But it shouldn’t have to be this way. And I think as a community we’re getting a lot better at understanding mental health issues and its impact on the individual, their families and the wider community. But we still have so much work to do. And there is a long way to go.
When traditional medicine let me down, creative and natural therapies was pivotal to my recovery. Ironic, considering so much of this kind of therapy is not recognised, even today. It was around that time I studied and pursued my first career (and business) in remedial massage, another therapy that helped me a lot. A few years later with a degree in business and marketing under my belt, I also did a life coaching course and started my first blog which later led to my second career, in online marketing. I continued to blog at the same time, where I found I was able to open up and be vulnerable for the first time, something I was previously unable to do.
I think it was this feeling of connection and belonging (which was achieved through sharing words) that helped me feel like I was not alone in what I was going through.
My late teens, very early adulthood were the most difficult time of my life. When you go through something like that, you develop perspective. When you are so close to losing your life and you are gifted with another chance, and manage to reach the other side of the most difficult moments of your life reasonably well and functioning, you begin to restructure your values and develop a renewed sense of appreciation for the smallest things like the love of family, and a warm house to come home too.
Suddenly, the little things that may have been big things before and used to stress you such as worrying about the future, don’t have so much of an impact on you anymore. I’m really fortunate with how things got better for me. I’m aware it’s not the case for everyone, unfortunately. For most, psychosis develops into schizophrenia. Mental illness is even more of an issue within our minority groups and indigenous communities and this really needs to change. I am working with a lovely man with schizophrenia at the moment and unfortunately it is going to be with him for the rest of his life. But he is one of my most special clients because of his outlook on life and positive attitude who I have the pleasure in visiting.
There are still many issues I continue to work through, but I know I am not alone, and being able to work through these things whether it is through talking (therapy), writing (blogging) or movement (yoga and dance), It’s all helping a lot. Whether we are a cleaner, a handyman, a teacher or therapist ourselves, It’s our responsibility to work on getting better, everyday so that we can be our best selves for those around us.

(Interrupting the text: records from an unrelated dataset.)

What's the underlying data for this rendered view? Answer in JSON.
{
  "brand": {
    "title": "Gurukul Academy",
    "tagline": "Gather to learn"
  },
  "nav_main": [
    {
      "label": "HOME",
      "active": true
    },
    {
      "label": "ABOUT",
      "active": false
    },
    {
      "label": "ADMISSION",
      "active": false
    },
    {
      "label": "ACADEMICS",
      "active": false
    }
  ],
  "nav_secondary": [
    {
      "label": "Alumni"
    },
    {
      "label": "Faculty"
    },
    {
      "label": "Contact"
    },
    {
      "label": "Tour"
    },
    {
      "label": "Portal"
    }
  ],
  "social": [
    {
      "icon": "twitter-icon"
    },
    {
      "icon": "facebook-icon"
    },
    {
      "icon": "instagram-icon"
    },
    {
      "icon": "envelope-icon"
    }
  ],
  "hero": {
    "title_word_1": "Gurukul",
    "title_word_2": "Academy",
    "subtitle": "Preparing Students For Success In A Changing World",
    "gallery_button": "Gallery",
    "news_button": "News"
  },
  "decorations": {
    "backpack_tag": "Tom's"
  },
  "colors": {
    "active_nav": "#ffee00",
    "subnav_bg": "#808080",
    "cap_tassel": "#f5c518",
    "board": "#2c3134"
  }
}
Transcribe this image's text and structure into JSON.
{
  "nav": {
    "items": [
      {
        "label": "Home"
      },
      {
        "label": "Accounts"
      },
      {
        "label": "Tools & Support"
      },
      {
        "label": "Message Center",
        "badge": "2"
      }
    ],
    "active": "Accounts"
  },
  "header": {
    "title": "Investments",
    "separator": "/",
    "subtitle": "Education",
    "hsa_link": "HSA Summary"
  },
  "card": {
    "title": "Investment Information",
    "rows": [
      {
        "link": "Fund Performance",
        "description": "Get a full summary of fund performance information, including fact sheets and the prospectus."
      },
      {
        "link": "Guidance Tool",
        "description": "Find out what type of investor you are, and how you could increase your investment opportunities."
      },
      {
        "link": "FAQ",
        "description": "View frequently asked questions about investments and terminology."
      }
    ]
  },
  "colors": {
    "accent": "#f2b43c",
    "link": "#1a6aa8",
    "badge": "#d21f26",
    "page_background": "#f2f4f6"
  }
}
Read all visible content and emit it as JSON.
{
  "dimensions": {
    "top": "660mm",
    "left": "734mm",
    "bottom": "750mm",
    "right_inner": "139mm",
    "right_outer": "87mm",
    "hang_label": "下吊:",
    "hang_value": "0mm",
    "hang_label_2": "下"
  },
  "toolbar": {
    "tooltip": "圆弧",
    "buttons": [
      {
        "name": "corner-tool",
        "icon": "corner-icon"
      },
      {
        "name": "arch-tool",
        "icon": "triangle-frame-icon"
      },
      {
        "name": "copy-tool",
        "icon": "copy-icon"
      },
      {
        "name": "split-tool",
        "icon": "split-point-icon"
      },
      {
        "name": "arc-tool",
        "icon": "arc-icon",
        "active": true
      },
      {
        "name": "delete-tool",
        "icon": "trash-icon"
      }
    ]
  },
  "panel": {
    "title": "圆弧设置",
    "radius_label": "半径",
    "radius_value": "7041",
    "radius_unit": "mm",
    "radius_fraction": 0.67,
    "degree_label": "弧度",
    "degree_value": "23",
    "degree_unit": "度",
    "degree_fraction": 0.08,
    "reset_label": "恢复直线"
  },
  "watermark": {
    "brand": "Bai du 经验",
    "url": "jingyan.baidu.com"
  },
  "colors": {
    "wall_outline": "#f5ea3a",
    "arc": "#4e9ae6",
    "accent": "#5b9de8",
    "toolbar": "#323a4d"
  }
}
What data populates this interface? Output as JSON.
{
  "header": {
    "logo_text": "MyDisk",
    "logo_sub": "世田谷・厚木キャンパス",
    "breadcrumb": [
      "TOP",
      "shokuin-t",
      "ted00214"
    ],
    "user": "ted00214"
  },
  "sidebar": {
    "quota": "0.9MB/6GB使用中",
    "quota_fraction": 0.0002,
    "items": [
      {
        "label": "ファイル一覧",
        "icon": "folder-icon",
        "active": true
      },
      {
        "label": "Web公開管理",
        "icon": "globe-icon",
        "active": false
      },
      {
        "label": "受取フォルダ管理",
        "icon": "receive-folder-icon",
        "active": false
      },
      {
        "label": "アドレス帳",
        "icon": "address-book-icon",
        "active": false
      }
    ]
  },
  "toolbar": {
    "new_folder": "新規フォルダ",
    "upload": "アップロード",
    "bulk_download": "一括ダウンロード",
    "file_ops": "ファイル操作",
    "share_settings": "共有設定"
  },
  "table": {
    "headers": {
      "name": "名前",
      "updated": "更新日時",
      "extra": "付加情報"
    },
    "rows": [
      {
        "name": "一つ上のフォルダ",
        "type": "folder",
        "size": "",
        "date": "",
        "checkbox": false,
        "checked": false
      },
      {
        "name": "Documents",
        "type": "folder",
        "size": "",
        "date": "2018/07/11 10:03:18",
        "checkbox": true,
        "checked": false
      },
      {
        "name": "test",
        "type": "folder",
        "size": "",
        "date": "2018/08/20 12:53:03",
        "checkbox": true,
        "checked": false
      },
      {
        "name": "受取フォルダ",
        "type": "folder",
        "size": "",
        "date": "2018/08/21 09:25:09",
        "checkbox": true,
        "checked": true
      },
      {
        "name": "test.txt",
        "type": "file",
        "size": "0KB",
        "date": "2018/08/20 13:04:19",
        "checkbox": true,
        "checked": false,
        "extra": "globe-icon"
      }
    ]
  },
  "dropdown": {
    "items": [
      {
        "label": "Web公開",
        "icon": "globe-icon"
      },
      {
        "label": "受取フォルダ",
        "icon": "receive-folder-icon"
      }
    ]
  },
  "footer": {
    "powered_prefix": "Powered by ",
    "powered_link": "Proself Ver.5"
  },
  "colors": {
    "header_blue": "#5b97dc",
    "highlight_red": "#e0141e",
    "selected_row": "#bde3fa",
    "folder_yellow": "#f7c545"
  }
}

What I have learnt the most from working in mental health is that people just want someone to really listen to them, they want to feel heard and not judged. This is why I want to help others, especially teens. I want to be that support, that mentor I wish I had.
If you or someone, you knows are going through a hard time please reach out to a health professional. You can start by contacting your family GP. There are many great resources for you that are available, and if you are in Australia some helpful resources can be found here.
American Psychiatric Association (2013). Diagnostic and Statistical Manual of Mental Disorders, Fifth Edition. Washington, DC: American Psychiatric Association.
Arciniegas,B.D.(2015).Psychosis. American Academy of Neurology,21(3),715-736
Connell, M., Schweitzer, R., & King, R. (2014). Recovery From First-Episode Psychosis and Recovering Self: A Qualitative Study. Psychiatric Rehabilitation Journal. Advance online publication. doi:10.1037/prj0000077
Fusar-Poli,P., McGorry, P. D., & Kane, J. M. (2017). Improving outcomes of first episode psychosis: an overview. World Psychiatry, 16(3), 251–265. doi: 10.1002/wps.20446
ORYGEN Youth Health. (2002). The early diagnosis and management of psychosis: A booklet for general practitioners. Retrieved from https://oyh.org.au/sites/oyh.org.au/files/gp_manual.pdf